North Korea, cyberattacks and ‘Lazarus’: What we really know
TOKYO (AP) — With the dust now settling after “WannaCry,” the biggest ransomware attack in history, cybersecurity experts are taking a deep dive into how it was carried out, what can be done to protect computers from future breaches and, trickiest of all, who is to blame.
Beyond the frequently used shorthand that North Korea was likely behind the attack lies a more complicated story of the rise of an infamous group of hackers known as “Lazarus,” who may be using secret lairs in northeast China and have created a virtual “malware factory” that could wreak a lot more havoc in the future.
Who are they?
On Dec. 19, 2014, just one month after a devastating hack hobbled Sony Pictures Entertainment, the FBI’s field office in San Diego issued a press release stating North Korea was the culprit and saying such cyberattacks pose “one of the gravest national security dangers” to the United States.
Its claim North Korea was to blame has been disputed.
An industry consortium led by Novetta launched “Operation Blockbuster” and in 2016 released a detailed public report on the attack that lined up with the FBI’s conclusion that the tactics, tools and capabilities strongly indicated the work of a “structured, resourced and motivated organization,” but said its analysis could not support the direct attribution of a nation-state.
It determined the attack “was carried out by a single group, or potentially very closely linked groups, sharing technical resources, infrastructure and even tasking.”
It named the group Lazarus and tied it to a string of attacks dating back to 2007 or 2009.
Researchers at cybersecurity giant Kaspersky Labs, which also participated in Operation Blockbuster, surmised the Lazarus attackers are probably located in a time zone eight or nine hours ahead of Greenwich Mean Time — which would include China, Malaysia and parts of Indonesia, among other places — because they seem to start working at around midnight GMT and break for lunch three hours later.
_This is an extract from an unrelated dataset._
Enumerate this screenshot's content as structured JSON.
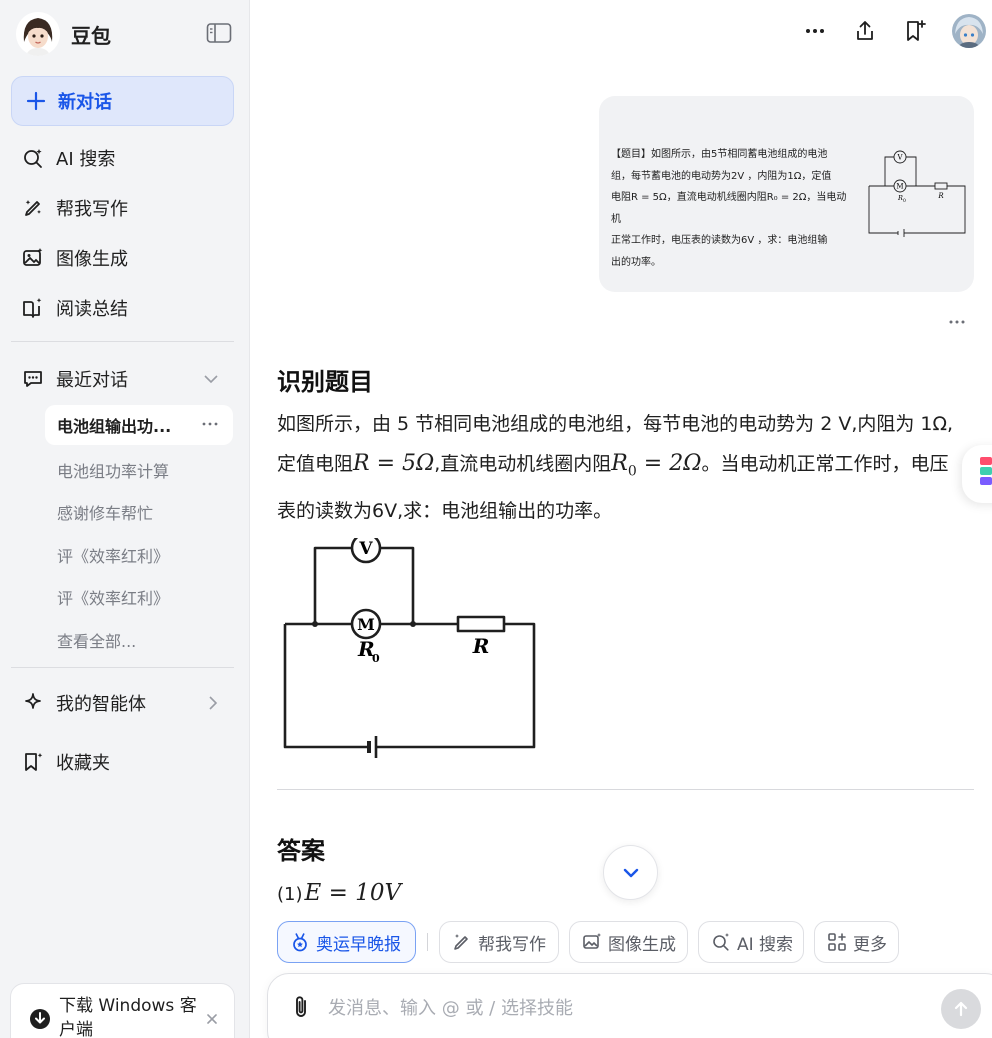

They even claimed the hackers get roughly 6-7 hours of sleep per night.
It also said it found indications of the Korean language on a majority of the computers being used.
James Scott, a senior fellow at the Institute for Critical Infrastructure Technology, a Washington-based think tank, said the group is believed to outsource the development of malware to “numerous external threat actors.”
But he said any connections between Lazarus and North Korea remain unclear.
Jon Condra, director of Asia Pacific research at the cybersecurity firm Flashpoint, cautiously noted the theory at least some Lazarus Group hackers are working out of China and that they may include North Koreans.
“It is widely believed that at least some North Korean hacking units operate out of Northeastern China, the city of Shenyang, in particular, but hard evidence is scant,” he said. “It is entirely possible that the Lazarus Group is not entirely made up of North Korean actors, but may also have Chinese members.”
Kaspersky took another look into Lazarus following the attempted heist of $900 million from the central bank of Bangladesh in February last year. It found Lazarus is both accelerating its activities and morphing rapidly.
According to Kaspersky, the Lazarus Group now has its own cybercrime subgroup, dubbed BlueNoroff, to help finance its operations through attacks on banks, casinos, financial institutions and traders.
The disruptive and “asymmetric” nature of cyber warfare clearly makes it a weapon North Korea can be assumed to want to exploit against its much more powerful adversaries in a military conflict.
Cybercrime would also seem to be extremely attractive to North Korea. It’s hard to trace, can be done on the cheap and, for those who can master the technological expertise, the opportunities seem to be everywhere. It’s a less risky means of procuring illicit income than other activities North Korea has been accused of in the past, such as drug trafficking and counterfeiting U.S. $100 bills.
The U.S. government has not blamed WannaCry on North Korea — reflecting the fact that determining the role of a nation-state can be a Sisyphean task.
Some campaigns attributed to the Lazarus Group suggest a lower-skilled adversary than one might expect from one with full state backing — a factor Beau Woods, the deputy director of the Cyber Statecraft Initiative at the Atlantic Council, says is indicative of “a blurred line” between state and non-state actors.
“Many countries allow — or at least tolerate — non-state actors that are doing things that are ideologically aligned,” he said. “With North Korea, it appears to be the case that they rely very heavily on this kind of criminal element-amateurs-professionals. It’s a predominance of question marks.”